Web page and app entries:
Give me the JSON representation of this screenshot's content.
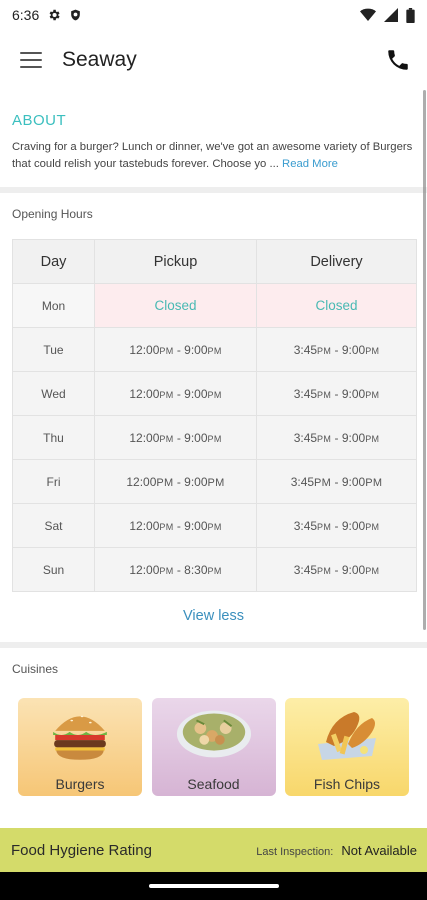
{
  "status": {
    "time": "6:36",
    "left_icons": [
      "gear-icon",
      "shield-icon"
    ],
    "right_icons": [
      "wifi-icon",
      "signal-icon",
      "battery-icon"
    ]
  },
  "appbar": {
    "title": "Seaway",
    "menu_icon": "hamburger-icon",
    "call_icon": "phone-icon"
  },
  "about": {
    "title": "ABOUT",
    "text": "Craving for a burger? Lunch or dinner, we've got an awesome variety of Burgers that could relish your tastebuds forever. Choose yo ... ",
    "read_more": "Read More"
  },
  "hours": {
    "label": "Opening Hours",
    "headers": {
      "day": "Day",
      "pickup": "Pickup",
      "delivery": "Delivery"
    },
    "rows": [
      {
        "day": "Mon",
        "closed": true,
        "pickup": "Closed",
        "delivery": "Closed"
      },
      {
        "day": "Tue",
        "pickup": [
          "12:00",
          "PM",
          " - 9:00",
          "PM"
        ],
        "delivery": [
          "3:45",
          "PM",
          " - 9:00",
          "PM"
        ]
      },
      {
        "day": "Wed",
        "pickup": [
          "12:00",
          "PM",
          " - 9:00",
          "PM"
        ],
        "delivery": [
          "3:45",
          "PM",
          " - 9:00",
          "PM"
        ]
      },
      {
        "day": "Thu",
        "pickup": [
          "12:00",
          "PM",
          " - 9:00",
          "PM"
        ],
        "delivery": [
          "3:45",
          "PM",
          " - 9:00",
          "PM"
        ]
      },
      {
        "day": "Fri",
        "today": true,
        "pickup": [
          "12:00",
          "PM",
          " - 9:00",
          "PM"
        ],
        "delivery": [
          "3:45",
          "PM",
          " - 9:00",
          "PM"
        ]
      },
      {
        "day": "Sat",
        "pickup": [
          "12:00",
          "PM",
          " - 9:00",
          "PM"
        ],
        "delivery": [
          "3:45",
          "PM",
          " - 9:00",
          "PM"
        ]
      },
      {
        "day": "Sun",
        "pickup": [
          "12:00",
          "PM",
          " - 8:30",
          "PM"
        ],
        "delivery": [
          "3:45",
          "PM",
          " - 9:00",
          "PM"
        ]
      }
    ],
    "view_less": "View less"
  },
  "cuisines": {
    "label": "Cuisines",
    "items": [
      {
        "name": "Burgers",
        "icon": "burger-image"
      },
      {
        "name": "Seafood",
        "icon": "seafood-bowl-image"
      },
      {
        "name": "Fish  Chips",
        "icon": "fish-and-chips-image"
      }
    ]
  },
  "hygiene": {
    "title": "Food Hygiene Rating",
    "inspection_label": "Last Inspection:",
    "inspection_value": "Not Available"
  },
  "colors": {
    "accent_teal": "#3bbfbf",
    "link_blue": "#3a9ccf",
    "closed_bg": "#fdecee",
    "hygiene_bg": "#d4db6a"
  }
}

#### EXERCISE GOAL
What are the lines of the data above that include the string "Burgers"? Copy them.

#### ANSWER BOX
    "text": "Craving for a burger? Lunch or dinner, we've got an awesome variety of Burgers that could relish your tastebuds forever. Choose yo ... ",
        "name": "Burgers",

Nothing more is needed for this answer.